After almost a year long turmoil, which Shukla describes as “probably worse than giving birth to seven kids at a time,” he stands at a proud 5 feet 2 inches. His says he turned his life around, as he gained not only inches, but confidence and identity as well.
“I have gone from being known as short to being known as Shukla. I am now free to engage the world as myself,” he says.
Shukla documents his unusual surgery in a book titled Measure Of A Man, which he published in May 2009. He says: “Most people that go through limb lengthening feel very uncomfortable about sharing their experience. On the other hand, not only did I write a book, but agreed to appear in newspaper articles and documentaries.”
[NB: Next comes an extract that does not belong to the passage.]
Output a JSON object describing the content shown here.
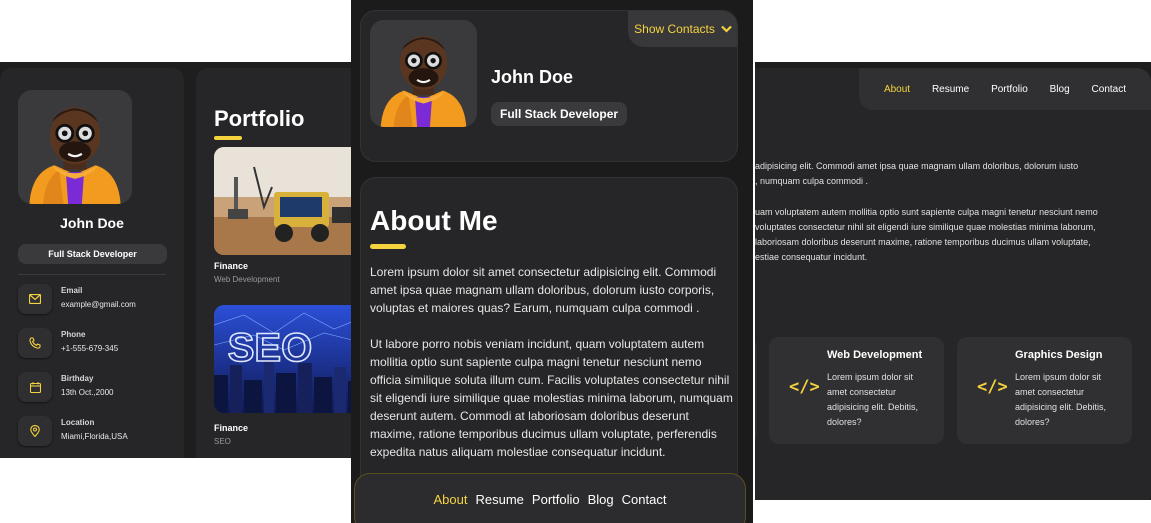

Shukla’s candid and at times clinical account of his experience captures the emotional and physical pain he endured: “A circular frame is placed around the patient’s leg, below the knee. The frame is bolted into the bone, right above the knee and above the ankle. Threaded screws go through the skin and bone. The top and middle rings are connected by six telescoping struts. Once the rings are securely attached to each leg, the surgeon breaks the bone. After going home, the patient starts rotating each strut a certain amount. This creates force that pushes the upper and lower rings apart. As a result the broken bone pulls further apart and new bone grows in its place.”
Shukla underscores how the support of his parents was instrumental in both his decision to undertake the surgery and later as he struggled to overcome the pain associated with it. He says they were all fully aware of the dangers and rewards of the procedure, which is not covered by health insurance and costs hundreds of thousands of dollars.
Four years after his surgery Shukla’s experience was covered in a documentary Short & Male by Canadian filmmaker Howard Goldberg. Many Indians, who may not empathize with Shukla’s obsession with his height, will find in the film ways that Indian children growing up in the West combine the practicality of their Western environment with their Eastern heritage.
Since the surgery, Shukla has a renewed confidence, doing things that other boys his age take for granted, he says, like asking a date to parties or locking eyes with a girl. He has also gained a perspective that few his age can match: “I am better off than others and my problems are small in this big world and I can fight this, because it’s all I want.”
He is now focused on his studies in Industrial Engineering at NJIT in Newark, N.J.: “After undergoing such a painful surgery, I thought, there shouldn’t be anything I can’t do. I used this mentality to change my study habits. Before the surgery, I used to be an average student. However, since then, I have become a much better student and have made the Deans List for the last two semesters.”
That’s no stretch for Akash Shukla.